Food branding is more diverse than food itself. Your average grocery store might carry water, rice, or sugar from dozens of brands. If you are shopping for all-purpose flour, you might count more brands than product attributes. Some have additional vitamins, some use organic wheat, some are unbleached. The packaging makes note of these, but it’s not the driving force. Instead, it wants you to think about how the product can make you feel. Bob’s Red Mill means you’re the salt of the earth. Simple Truth means you’re health-conscious but not pretentious about it. White Lily means you know what you’re doing.
Vitamin content and bleach status aren’t the things I think about when I choose a flour. I base my decision on some combination of cost, brand association (is it what my mom would use?), and aesthetics. In other words, how it makes me feel. Or maybe I don’t — I’m not entirely confident because I don’t spend much time thinking about why I choose a brand of flour. I honestly don’t think much about the brand at all.
The brands we choose send a message about what we like, what we value, our status, our personality. When we pick an item off the shelf, we carry it around the store. We bring it home, share it with guests, and take it to work. Sometimes this is intentional. We want to support companies that are good to the environment or their employees. We might carry around a bottle of Smartwater instead of Great Value because of the way it looks, either on the surface or as a status symbol. Other times, it just… happens. I bring home products with catchy copywriting or packaged in my favorite colors.
I don’t think this is news. It’s why status symbol brands thrive and how cultural cachet can take an otherwise mediocre product to ubiquity. But I do think it matters. Because it’s also how branding — and food branding, in particular — can change the world.
Our food systems are responsible for 21-37% of global greenhouse gas emissions.
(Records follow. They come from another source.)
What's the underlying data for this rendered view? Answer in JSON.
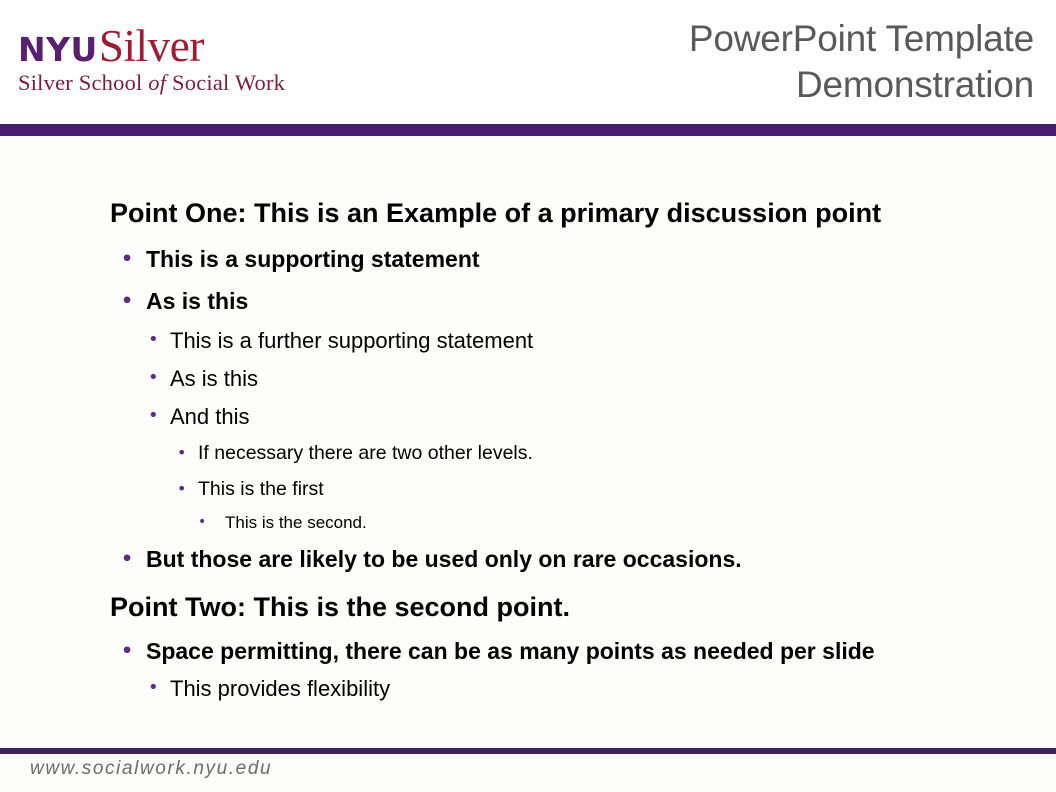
{
  "brand": {
    "logo": {
      "nyu": "NYU",
      "silver": "Silver",
      "tagline_before": "Silver School ",
      "tagline_italic": "of",
      "tagline_after": " Social Work",
      "nyu_color": "#5b1f72",
      "silver_color": "#9e1b32",
      "tagline_color": "#7d1d35"
    },
    "accent_bar_color": "#481d6f",
    "footer_rule_color": "#3d2259",
    "bullet_color": "#5b2d82",
    "title_color": "#595959",
    "background_color": "#fdfdfb"
  },
  "header": {
    "title_line1": "PowerPoint Template",
    "title_line2": "Demonstration"
  },
  "content": {
    "items": [
      {
        "level": 1,
        "text": "Point One: This is an Example of a primary discussion point",
        "bullet": ""
      },
      {
        "level": 2,
        "text": "This is a supporting statement",
        "bullet": "•"
      },
      {
        "level": 2,
        "text": "As is this",
        "bullet": "•"
      },
      {
        "level": 3,
        "text": "This is a further supporting statement",
        "bullet": "•"
      },
      {
        "level": 3,
        "text": "As is this",
        "bullet": "•"
      },
      {
        "level": 3,
        "text": "And this",
        "bullet": "•"
      },
      {
        "level": 4,
        "text": "If necessary there are two other levels.",
        "bullet": "•"
      },
      {
        "level": 4,
        "text": "This is the first",
        "bullet": "•"
      },
      {
        "level": 5,
        "text": "This is the second.",
        "bullet": "•"
      },
      {
        "level": 2,
        "text": "But those are likely to be used only on rare occasions.",
        "bullet": "•"
      },
      {
        "level": 1,
        "text": "Point Two: This is the second point.",
        "bullet": ""
      },
      {
        "level": 2,
        "text": "Space permitting, there can be as many points as needed per slide",
        "bullet": "•"
      },
      {
        "level": 3,
        "text": "This provides flexibility",
        "bullet": "•"
      }
    ]
  },
  "footer": {
    "url": "www.socialwork.nyu.edu"
  }
}
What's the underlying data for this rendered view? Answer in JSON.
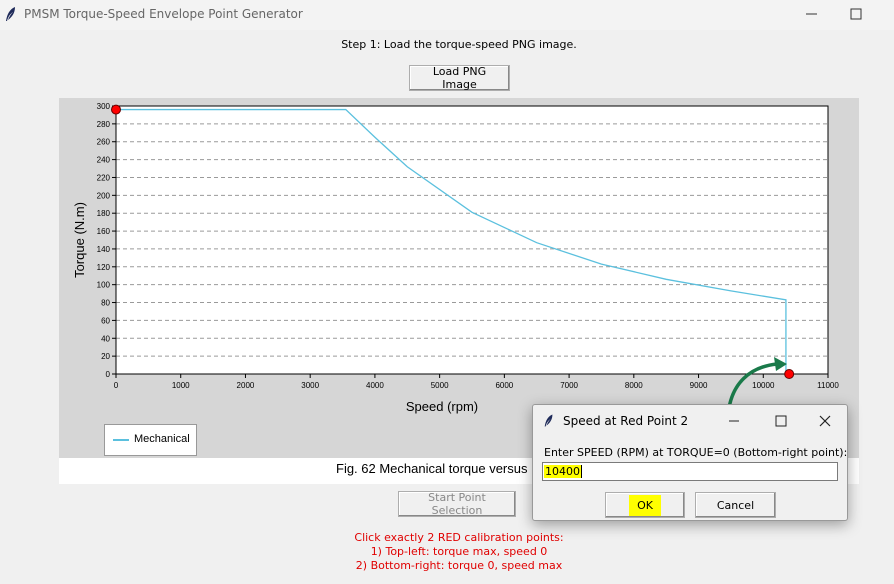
{
  "window": {
    "title": "PMSM Torque-Speed Envelope Point Generator",
    "icon": "feather-icon"
  },
  "step_text": "Step 1: Load the torque-speed PNG image.",
  "load_button": "Load PNG Image",
  "figure": {
    "caption": "Fig. 62 Mechanical torque versus",
    "legend": "Mechanical",
    "line_color": "#5bc0de",
    "marker_color": "#ff0000"
  },
  "chart_data": {
    "type": "line",
    "xlabel": "Speed (rpm)",
    "ylabel": "Torque (N.m)",
    "xlim": [
      0,
      11000
    ],
    "ylim": [
      0,
      300
    ],
    "xticks": [
      0,
      1000,
      2000,
      3000,
      4000,
      5000,
      6000,
      7000,
      8000,
      9000,
      10000,
      11000
    ],
    "yticks": [
      0,
      20,
      40,
      60,
      80,
      100,
      120,
      140,
      160,
      180,
      200,
      220,
      240,
      260,
      280,
      300
    ],
    "grid": "horizontal dashed",
    "legend_position": "bottom-left",
    "series": [
      {
        "name": "Mechanical",
        "x": [
          0,
          3550,
          4000,
          4500,
          5500,
          6500,
          7500,
          8500,
          9500,
          10350,
          10350
        ],
        "y": [
          296,
          296,
          265,
          232,
          181,
          147,
          123,
          106,
          93,
          83,
          0
        ]
      }
    ],
    "calibration_points": [
      {
        "x": 0,
        "y": 296
      },
      {
        "x": 10400,
        "y": 0
      }
    ]
  },
  "start_button": "Start Point Selection",
  "instructions": [
    "Click exactly 2 RED calibration points:",
    "1) Top-left: torque max, speed 0",
    "2) Bottom-right: torque 0, speed max"
  ],
  "dialog": {
    "title": "Speed at Red Point 2",
    "prompt": "Enter SPEED (RPM) at TORQUE=0 (Bottom-right point):",
    "input_value": "10400",
    "ok": "OK",
    "cancel": "Cancel",
    "highlight_color": "#ffff00"
  },
  "annotation": {
    "arrow_color": "#1a7a4a"
  }
}
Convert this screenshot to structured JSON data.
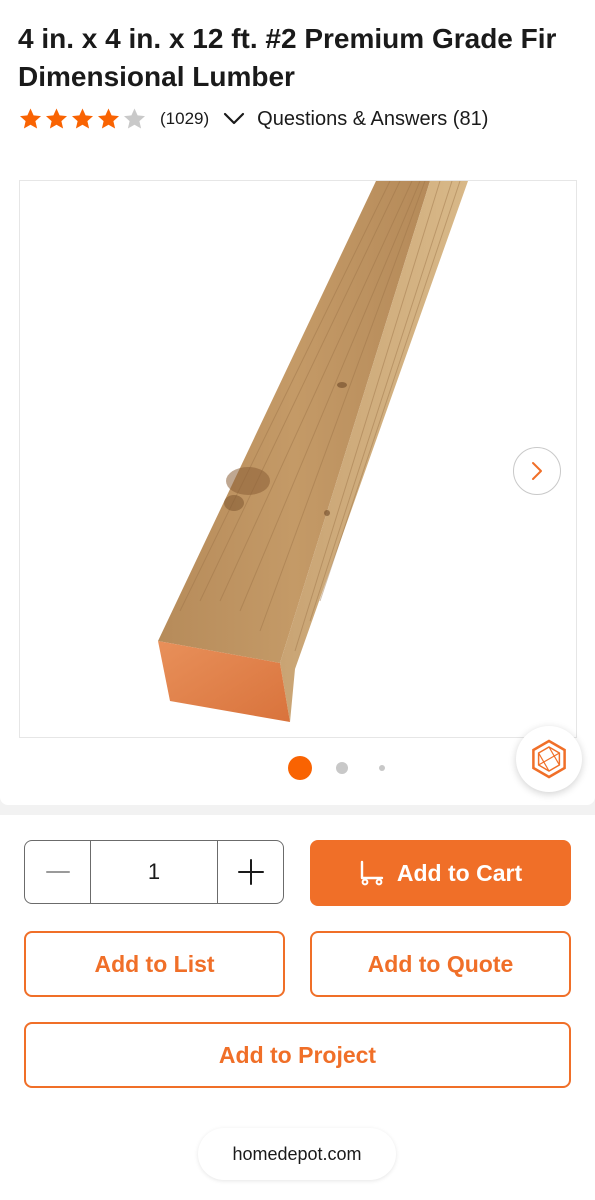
{
  "product": {
    "title": "4 in. x 4 in. x 12 ft. #2 Premium Grade Fir Dimensional Lumber",
    "rating": 4,
    "rating_max": 5,
    "review_count": "(1029)",
    "qa_label": "Questions & Answers (81)"
  },
  "gallery": {
    "image_count_dots": 3,
    "active_index": 0,
    "next_icon": "chevron-right-icon",
    "brand_icon": "home-depot-hexagon-icon"
  },
  "purchase": {
    "quantity": "1",
    "decrement_icon": "minus-icon",
    "increment_icon": "plus-icon",
    "add_to_cart_label": "Add to Cart",
    "cart_icon": "cart-dolly-icon",
    "add_to_list_label": "Add to List",
    "add_to_quote_label": "Add to Quote",
    "add_to_project_label": "Add to Project"
  },
  "browser": {
    "url": "homedepot.com"
  },
  "colors": {
    "accent": "#f06f28",
    "star_filled": "#f96302",
    "star_empty": "#c9c9c9",
    "text": "#1a1a1a"
  }
}
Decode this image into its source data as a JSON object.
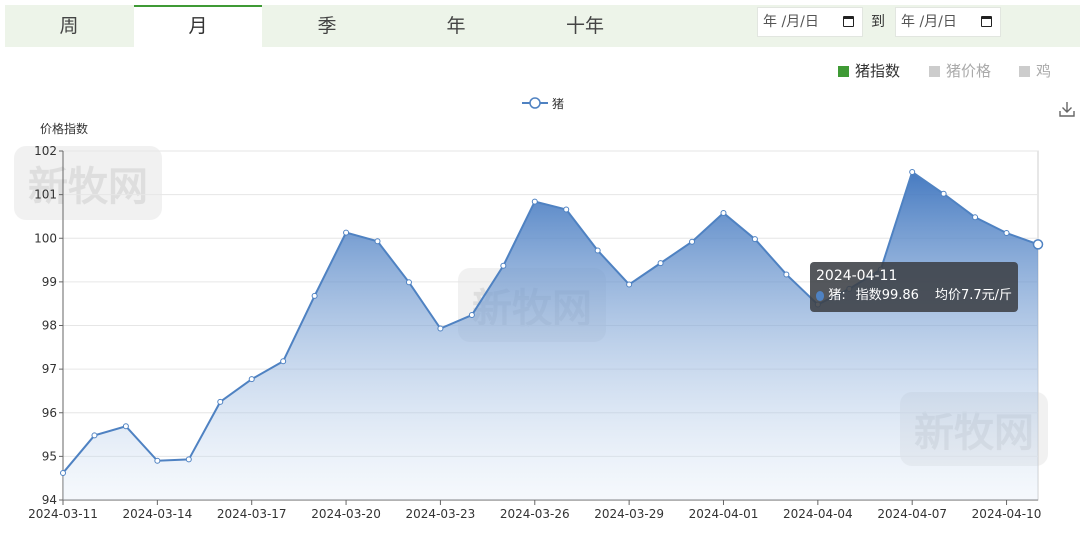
{
  "tabs": [
    {
      "label": "周"
    },
    {
      "label": "月"
    },
    {
      "label": "季"
    },
    {
      "label": "年"
    },
    {
      "label": "十年"
    }
  ],
  "date_range": {
    "start_placeholder": "年 /月/日",
    "end_placeholder": "年 /月/日",
    "separator": "到"
  },
  "filters": [
    {
      "label": "猪指数",
      "color": "#3f9a35"
    },
    {
      "label": "猪价格",
      "color": "#cccccc"
    },
    {
      "label": "鸡",
      "color": "#cccccc"
    }
  ],
  "watermark": "新牧网",
  "tooltip": {
    "date": "2024-04-11",
    "series": "猪:",
    "index_text": "指数99.86",
    "price_text": "均价7.7元/斤"
  },
  "chart_data": {
    "type": "area",
    "ylabel": "价格指数",
    "ylim": [
      94,
      102
    ],
    "yticks": [
      94,
      95,
      96,
      97,
      98,
      99,
      100,
      101,
      102
    ],
    "xtick_labels": [
      "2024-03-11",
      "2024-03-14",
      "2024-03-17",
      "2024-03-20",
      "2024-03-23",
      "2024-03-26",
      "2024-03-29",
      "2024-04-01",
      "2024-04-04",
      "2024-04-07",
      "2024-04-10"
    ],
    "legend": "top",
    "series": [
      {
        "name": "猪",
        "color": "#4f82c2",
        "x": [
          "2024-03-11",
          "2024-03-12",
          "2024-03-13",
          "2024-03-14",
          "2024-03-15",
          "2024-03-16",
          "2024-03-17",
          "2024-03-18",
          "2024-03-19",
          "2024-03-20",
          "2024-03-21",
          "2024-03-22",
          "2024-03-23",
          "2024-03-24",
          "2024-03-25",
          "2024-03-26",
          "2024-03-27",
          "2024-03-28",
          "2024-03-29",
          "2024-03-30",
          "2024-03-31",
          "2024-04-01",
          "2024-04-02",
          "2024-04-03",
          "2024-04-04",
          "2024-04-05",
          "2024-04-06",
          "2024-04-07",
          "2024-04-08",
          "2024-04-09",
          "2024-04-10",
          "2024-04-11"
        ],
        "values": [
          94.62,
          95.48,
          95.69,
          94.9,
          94.93,
          96.25,
          96.77,
          97.18,
          98.68,
          100.13,
          99.93,
          98.99,
          97.93,
          98.24,
          99.37,
          100.84,
          100.66,
          99.72,
          98.94,
          99.43,
          99.92,
          100.58,
          99.98,
          99.17,
          98.48,
          98.84,
          99.28,
          101.52,
          101.02,
          100.48,
          100.12,
          99.86
        ]
      }
    ]
  }
}
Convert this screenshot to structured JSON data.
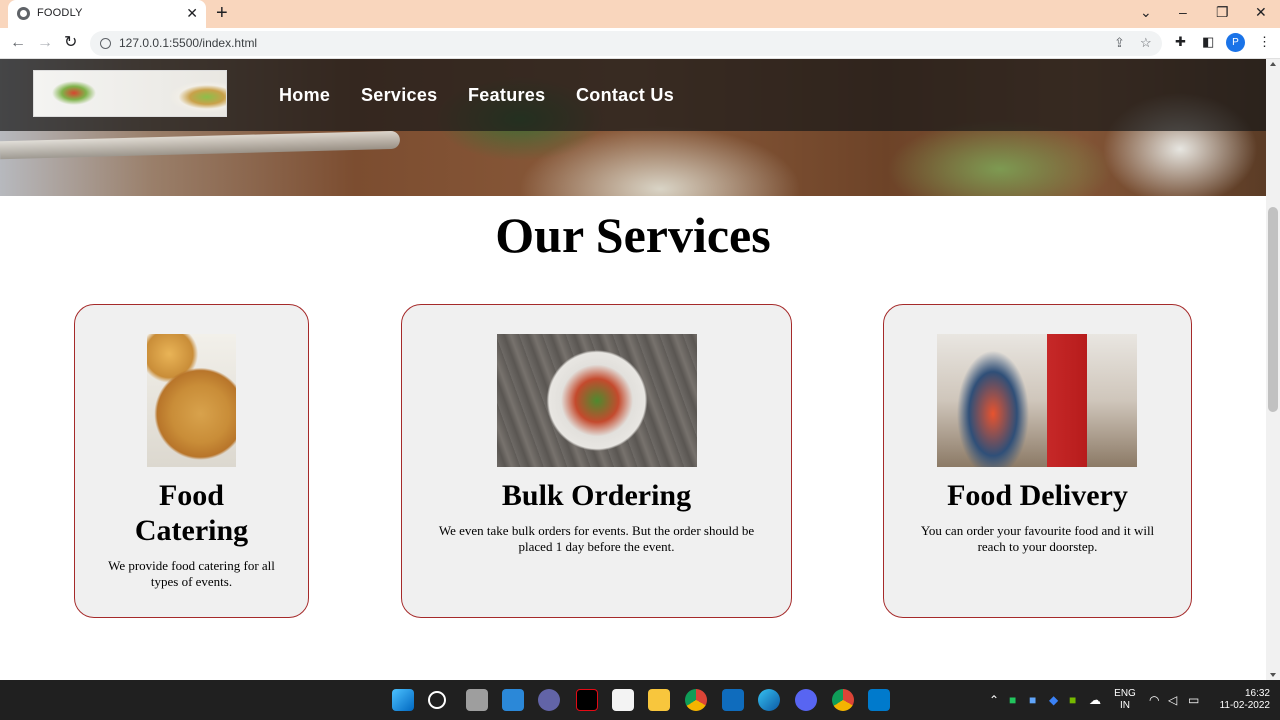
{
  "browser": {
    "tab_title": "FOODLY",
    "url": "127.0.0.1:5500/index.html",
    "profile_initial": "P"
  },
  "site": {
    "nav": [
      "Home",
      "Services",
      "Features",
      "Contact Us"
    ],
    "section_title": "Our Services",
    "cards": [
      {
        "title": "Food Catering",
        "text": "We provide food catering for all types of events."
      },
      {
        "title": "Bulk Ordering",
        "text": "We even take bulk orders for events. But the order should be placed 1 day before the event."
      },
      {
        "title": "Food Delivery",
        "text": "You can order your favourite food and it will reach to your doorstep."
      }
    ],
    "card_border_color": "#a52a2a"
  },
  "taskbar": {
    "lang_line1": "ENG",
    "lang_line2": "IN",
    "time": "16:32",
    "date": "11-02-2022"
  }
}
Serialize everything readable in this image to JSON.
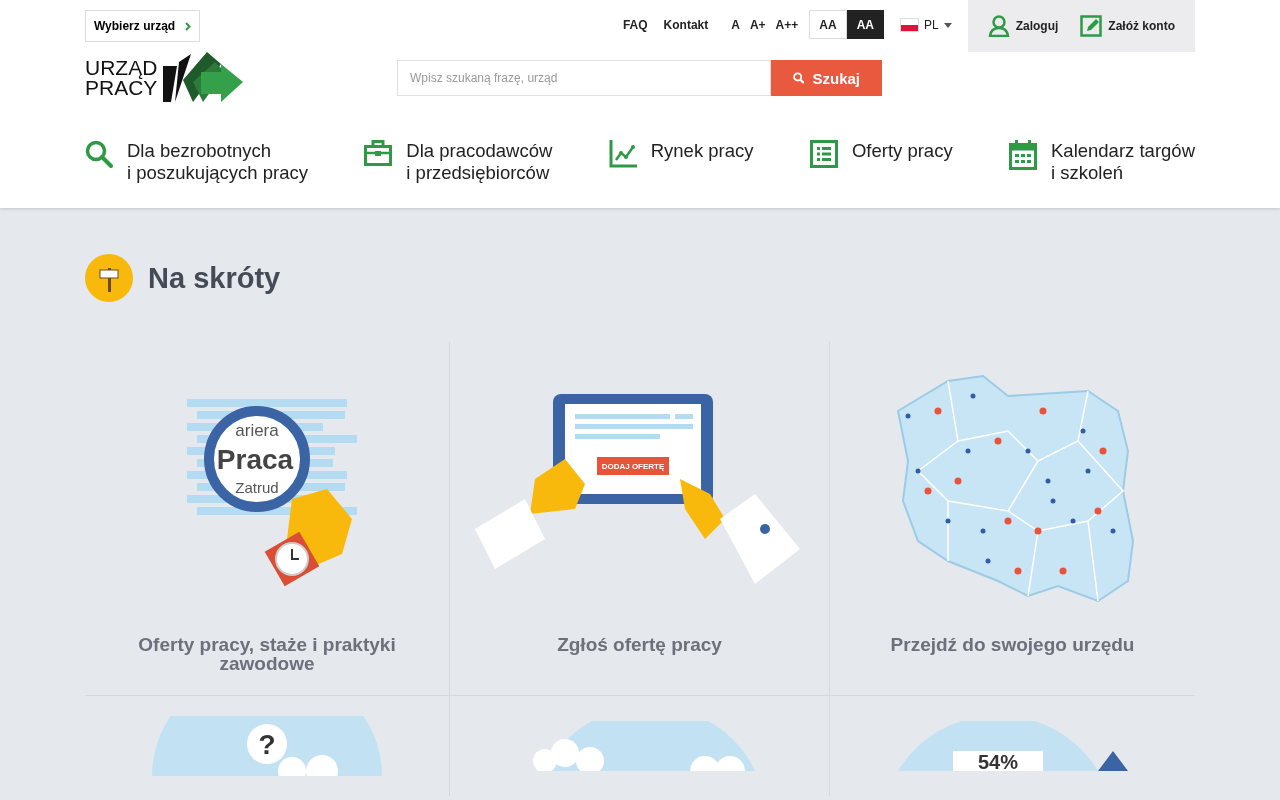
{
  "top_bar": {
    "office_button": "Wybierz urząd",
    "links": [
      "FAQ",
      "Kontakt"
    ],
    "font_sizes": [
      "A",
      "A+",
      "A++"
    ],
    "contrast": [
      {
        "label": "AA",
        "selected": false
      },
      {
        "label": "AA",
        "selected": true
      }
    ],
    "language": "PL",
    "account": [
      {
        "kind": "user",
        "label": "Zaloguj"
      },
      {
        "kind": "edit",
        "label": "Załóż konto"
      }
    ]
  },
  "logo": {
    "lines": [
      "URZĄD",
      "PRACY"
    ]
  },
  "search": {
    "placeholder": "Wpisz szukaną frazę, urząd",
    "button": "Szukaj"
  },
  "nav": [
    {
      "kind": "search",
      "label": "Dla bezrobotnych\ni poszukujących pracy"
    },
    {
      "kind": "briefcase",
      "label": "Dla pracodawców\ni przedsiębiorców"
    },
    {
      "kind": "chart",
      "label": "Rynek pracy"
    },
    {
      "kind": "list",
      "label": "Oferty pracy"
    },
    {
      "kind": "calendar",
      "label": "Kalendarz targów\ni szkoleń"
    }
  ],
  "section": {
    "title": "Na skróty"
  },
  "tiles": [
    {
      "kind": "magnifier",
      "label": "Oferty pracy, staże i praktyki zawodowe",
      "art_texts": [
        "ariera",
        "Praca",
        "Zatrud"
      ]
    },
    {
      "kind": "tablet",
      "label": "Zgłoś ofertę pracy",
      "art_texts": [
        "DODAJ OFERTĘ"
      ]
    },
    {
      "kind": "map",
      "label": "Przejdź do swojego urzędu"
    },
    {
      "kind": "question",
      "art_texts": [
        "?"
      ]
    },
    {
      "kind": "clouds"
    },
    {
      "kind": "stats",
      "art_texts": [
        "54%"
      ]
    }
  ]
}
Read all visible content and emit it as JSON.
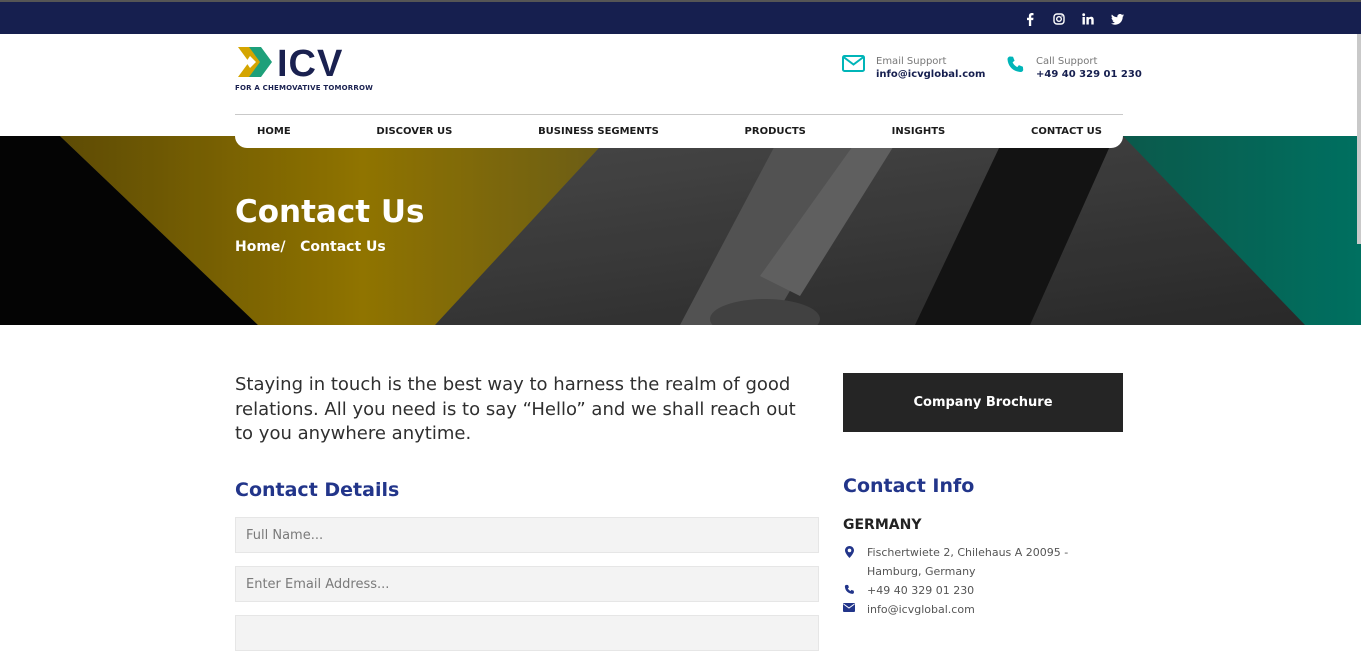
{
  "social": {
    "icons": [
      "facebook-icon",
      "instagram-icon",
      "linkedin-icon",
      "twitter-icon"
    ]
  },
  "brand": {
    "name": "ICV",
    "tagline": "FOR A CHEMOVATIVE TOMORROW",
    "colors": {
      "navy": "#161f4f",
      "teal": "#00b5b8",
      "gold": "#c9a100",
      "green": "#1ea07a"
    }
  },
  "support": {
    "email": {
      "label": "Email Support",
      "value": "info@icvglobal.com"
    },
    "phone": {
      "label": "Call Support",
      "value": "+49 40 329 01 230"
    }
  },
  "nav": {
    "items": [
      "HOME",
      "DISCOVER US",
      "BUSINESS SEGMENTS",
      "PRODUCTS",
      "INSIGHTS",
      "CONTACT US"
    ]
  },
  "hero": {
    "title": "Contact Us",
    "breadcrumb": {
      "home": "Home/",
      "current": "Contact Us"
    }
  },
  "intro": "Staying in touch is the best way to harness the realm of good relations. All you need is to say “Hello” and we shall reach out to you anywhere anytime.",
  "form": {
    "heading": "Contact Details",
    "name_placeholder": "Full Name...",
    "email_placeholder": "Enter Email Address..."
  },
  "sidebar": {
    "brochure_label": "Company Brochure",
    "info_heading": "Contact Info",
    "country": "GERMANY",
    "address": "Fischertwiete 2, Chilehaus A 20095 - Hamburg, Germany",
    "phone": "+49 40 329 01 230",
    "email": "info@icvglobal.com"
  }
}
In the United States, the food we buy accounts for about 6% of all consumer spending. It also drives some of our most frequent consumer decisions. A weekly trip to the store can mean dozens of individual product choices. A year’s worth of grocery shopping takes that number into the thousands. Otherwise similar, or even indistinguishable, products differ in packaging, supply chains, and governance. An average aluminum can, for example, contains about 70% recycled material and can be recycled over and over again. Compare that to a plastic bottle, which might include 3% recycled material. It can be recycled in certain places but not at the quality necessary to produce another bottle. Plant-based alternatives can show particular contrast: across its supply chain, a Beyond Burger generates 90% fewer greenhouse gas emissions, uses 99% less water, and requires 93% less land to produce than a traditional beef burger. This is noteworthy because Americans eat an estimated 50 billion beef burgers every year.
Taken together, the decisions we make in grocery store aisles have wide-reaching effects on our societies, economies, and climate. If a food or beverage brand can convince enough of us to pick a more sustainable product, the cumulative benefit can reduce greenhouse gas emissions, free up agricultural land, reduce water scarcity, and divert waste from landfills. Likewise, buying at scale from companies that pay living wages and provide important employee benefits can change the status quo for all employees. The same is true for consumers. If a product offers a way to make a healthier choice without feeling lame — without worrying about the message your choice is sending — you’re more likely to make it.
I don’t mean to make an argument for “voting with your dollar.” As single consumers, it’s hard not to feel powerless about systemic problems. It’s hard to care about supply chains or packaging when money is tight. Power lies with brands. And this is an argument for good branding.
I still think Liquid Death is absurd. But I also think they’re on to something. Their product isn’t new or particularly notable. It’s not the most affordable option on the shelf, and it’s not going to solve (or even help solve) water crises. But it’s more recyclable than bottled water and healthier than the beer or energy drinks you’d find in a similar can. And perhaps most importantly, it convinced me to give it a try. Not bad for an empty brand.